Recently, I read Thomas Chatterton Williams’ (TCW) Self-Portrait in Black and White for a book club made up of similarly educated and socially justice-minded people that Glasser describes above. Briefly, TCW, who was born to a black father and a white mother and is married to a white woman, examines race and identity after his first child is born with blonde hair and blue eyes. During what proved to be the most controversial portion of the book, TCW shares how his elderly, beloved French grandmother-in-law kept “an astonishing, thick-lipped, bug-eyed porcelain head of a slave or servant woman on her coffee table (lidded and hollow inside, meant to hold bonbons, keys, and other knickknacks)”. He comments that “whenever I am in the living room where this keepsake is displayed, I am incapable of denying it my attention.” The book club was appalled that the grandmother-in-law did this. But they were even more appalled that TCW, and especially his white wife did not tell her that it was unacceptable to have such an item on display [in the privacy of her own home]. The group also believed that anyone who saw it had a moral obligation to confront her about it, enlighten her to its offensiveness, and demand that it be removed from view. Interestingly though, this was in spite of TCW describing to readers how he worked through the shock at seeing the object and eventually realized that it wasn’t representative of something he had personally experienced and thus was not obligated to react to it. He did note that, at the end of the day, “…there will be incalculable small, unfortunate situations such as the one I have recounted, instances of micro-aggression brought about in limited spaces between the racist past and a more perfect future. They can either be seized on and blown up or deemphasized whenever possible. To do the latter, it’s inevitable that someone will have to make the first move. I am more committed to getting to that more perfect future than I am to always moving second.” This did not go over well with the group.

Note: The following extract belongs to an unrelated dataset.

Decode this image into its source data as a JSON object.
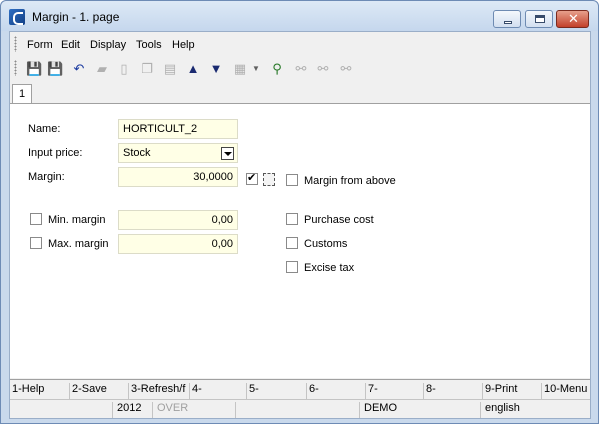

My very unpopular take was that it was indeed, an offensive piece of pottery, yet it was a piece of pottery that a homeowner displayed within the privacy of her home. I believed that it was a form of speech. Her home, her speech. Thus, I wouldn’t have made any demands for her to remove it. However, I’m also pretty sure that I wouldn’t want much of anything to do with anyone who knowingly displayed such an object (as opposed to being ignorant about it, or displaying it as part of a historical collection).
Anyway, after a hush of disbelief, followed by an intense pushback at my take, came an incredulous demand of disbelief: “So, what, you would defend allowing the Nazis to march on the streets of America too??”